* Assigned task *
The entries shown below are to be printed in full, unaltered.

* Data to examine *
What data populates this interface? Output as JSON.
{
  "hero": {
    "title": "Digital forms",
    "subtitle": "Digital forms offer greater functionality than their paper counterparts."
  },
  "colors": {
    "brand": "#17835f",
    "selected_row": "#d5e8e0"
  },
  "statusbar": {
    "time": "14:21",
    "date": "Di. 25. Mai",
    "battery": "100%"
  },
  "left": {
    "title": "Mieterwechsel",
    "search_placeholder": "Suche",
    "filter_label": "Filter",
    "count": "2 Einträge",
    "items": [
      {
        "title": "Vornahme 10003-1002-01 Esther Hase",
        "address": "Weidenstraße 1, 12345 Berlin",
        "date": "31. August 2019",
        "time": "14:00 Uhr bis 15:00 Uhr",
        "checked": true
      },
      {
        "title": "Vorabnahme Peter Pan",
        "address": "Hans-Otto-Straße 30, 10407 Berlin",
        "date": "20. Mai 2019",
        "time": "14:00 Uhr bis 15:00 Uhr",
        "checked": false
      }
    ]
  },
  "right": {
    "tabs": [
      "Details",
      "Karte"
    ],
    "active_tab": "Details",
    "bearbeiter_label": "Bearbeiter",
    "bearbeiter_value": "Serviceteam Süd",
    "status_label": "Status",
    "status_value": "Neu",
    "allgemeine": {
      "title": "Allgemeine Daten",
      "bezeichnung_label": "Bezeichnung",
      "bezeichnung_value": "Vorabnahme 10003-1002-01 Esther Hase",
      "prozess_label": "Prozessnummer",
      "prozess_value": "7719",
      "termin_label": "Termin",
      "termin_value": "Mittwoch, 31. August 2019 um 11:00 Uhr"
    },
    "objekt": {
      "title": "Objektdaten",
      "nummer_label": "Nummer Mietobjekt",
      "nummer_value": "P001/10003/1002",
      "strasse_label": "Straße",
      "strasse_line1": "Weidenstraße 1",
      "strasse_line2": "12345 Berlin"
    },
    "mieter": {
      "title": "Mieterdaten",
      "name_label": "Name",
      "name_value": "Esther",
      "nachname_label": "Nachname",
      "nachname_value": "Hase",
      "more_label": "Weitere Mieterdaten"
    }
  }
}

* Solution to the problem *
What data populates this interface? Output as JSON.
{
  "hero": {
    "title": "Digital forms",
    "subtitle": "Digital forms offer greater functionality than their paper counterparts."
  },
  "colors": {
    "brand": "#17835f",
    "selected_row": "#d5e8e0"
  },
  "statusbar": {
    "time": "14:21",
    "date": "Di. 25. Mai",
    "battery": "100%"
  },
  "left": {
    "title": "Mieterwechsel",
    "search_placeholder": "Suche",
    "filter_label": "Filter",
    "count": "2 Einträge",
    "items": [
      {
        "title": "Vornahme 10003-1002-01 Esther Hase",
        "address": "Weidenstraße 1, 12345 Berlin",
        "date": "31. August 2019",
        "time": "14:00 Uhr bis 15:00 Uhr",
        "checked": true
      },
      {
        "title": "Vorabnahme Peter Pan",
        "address": "Hans-Otto-Straße 30, 10407 Berlin",
        "date": "20. Mai 2019",
        "time": "14:00 Uhr bis 15:00 Uhr",
        "checked": false
      }
    ]
  },
  "right": {
    "tabs": [
      "Details",
      "Karte"
    ],
    "active_tab": "Details",
    "bearbeiter_label": "Bearbeiter",
    "bearbeiter_value": "Serviceteam Süd",
    "status_label": "Status",
    "status_value": "Neu",
    "allgemeine": {
      "title": "Allgemeine Daten",
      "bezeichnung_label": "Bezeichnung",
      "bezeichnung_value": "Vorabnahme 10003-1002-01 Esther Hase",
      "prozess_label": "Prozessnummer",
      "prozess_value": "7719",
      "termin_label": "Termin",
      "termin_value": "Mittwoch, 31. August 2019 um 11:00 Uhr"
    },
    "objekt": {
      "title": "Objektdaten",
      "nummer_label": "Nummer Mietobjekt",
      "nummer_value": "P001/10003/1002",
      "strasse_label": "Straße",
      "strasse_line1": "Weidenstraße 1",
      "strasse_line2": "12345 Berlin"
    },
    "mieter": {
      "title": "Mieterdaten",
      "name_label": "Name",
      "name_value": "Esther",
      "nachname_label": "Nachname",
      "nachname_value": "Hase",
      "more_label": "Weitere Mieterdaten"
    }
  }
}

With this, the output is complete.